But just because an incumbent has unique information about the ongoing procurement does not mean that the procuring agency is necessarily required to level the playing field by releasing that information to challengers. For instance, in one recent GAO bid protest decision, the GAO held that the procuring agency was not required to release the names of the incumbent’s subcontractors or other proprietary and confidential information about the incumbent contract.
GAO’s decision in GAO Protest of Richen Management, LLC, B-406750, B-406850 (July 31, 2012), involved two GSA solicitations for janitorial and maintenance services at federal facilities. The solicitations were follow-ons to existing prime contracts. Richen Management, LLC intended to bid on each solicitation.
After each solicitation was issued, Richen asked the GSA to identify the incumbent’s subcontractors. Richen also asked to review service request logs and maintenance logs to better determine the expected level of service.
The GSA refused to release the information, stating that it was proprietary, sensitive, and subject to withholding under the Freedom of Information Act. Richen subsequently filed a GAO bid protest, challenging the terms of the solicitations for excluding the requested information.
The GAO wrote that although “a procuring agency must give sufficient detail in a solicitation to enable bidders to compete intelligently and on a relatively equal basis,” “[w]e do not agree with the protester that the agency’s decision to withhold the incumbent’s subcontractor’s names, the service call log information and more detailed repair history data, hindered Richen’s ability to submit an intelligent proposal.” The GAO continued, “knowledge as to the nature of the incumbent contractor’s work force is strictly an advantage of incumbency, and the government thus has no obligation to disseminate that information to other offerors.” The GAO denied Richen’s protest, holding, “the agency’s refusal to provide subcontractor information, service call logs or more detailed repair history data here did not prevent offerors from competing intelligently and on a relatively equal basis.”
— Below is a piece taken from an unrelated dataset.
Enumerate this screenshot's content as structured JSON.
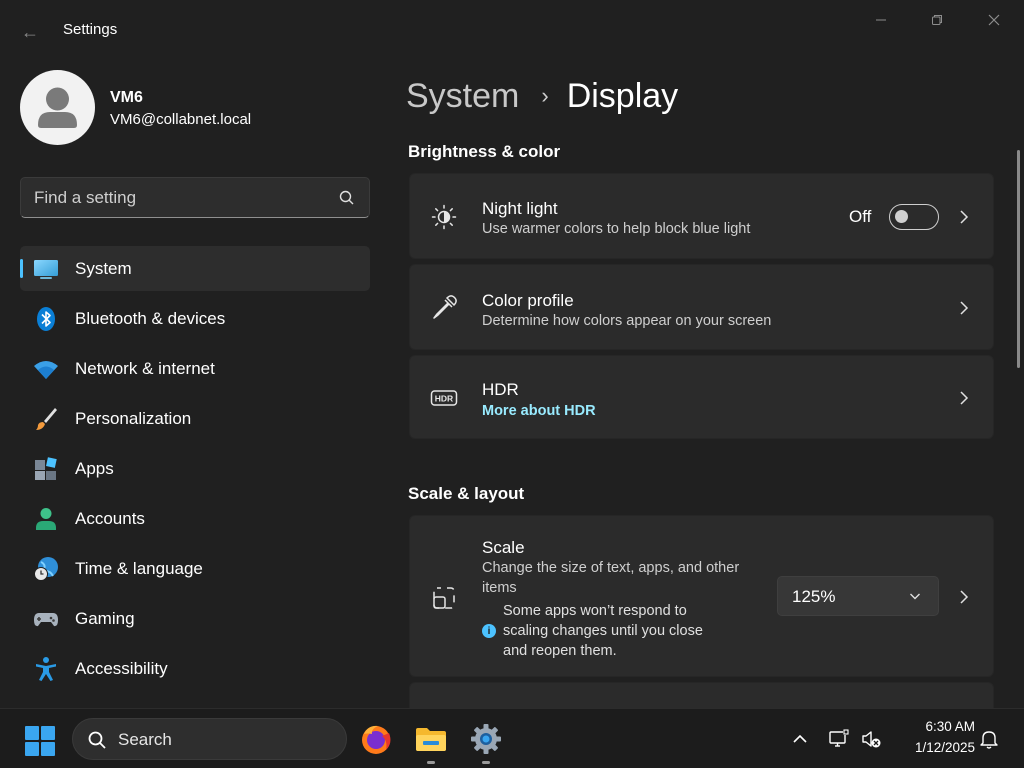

The Richen Management GAO bid protest decision demonstrates that when it comes to competing against an incumbent, perfect equality is not always possible. Rather, as the GAO held, incumbency offers certain advantages, and the agency is not necessarily required to neutralize those advantages by releasing the incumbent’s confidential information.
One final question, which was not addressed in the GAO decision: was it reasonable for the GSA to withhold the names of the incumbent’s subcontractors as “proprietary?” After all, the Federal Funding Accountability and Transparency Act, as implemented in FAR 4.14 and FAR 52.204-10, requires prime contractors to report all subcontract awards of $25,000 or more, and the information is then published at usaspending.gov.
It is not clear whether Richen simply failed to argue that public policy calls for subcontracting information to be made publicly available, or whether the GSA determined that the subcontracting information in question was not covered by the FFATA and related FAR provisions (either because the subcontracts were too small or because the incumbent contracts were issued prior to the implementation of FAR 52.204-10). In any event, prime contractors cannot necessarily count on the Richen Management decision to keep their subcontract awards private: if FAR 52.204-10 is in the prime contract, most subcontract awards will likely be made public.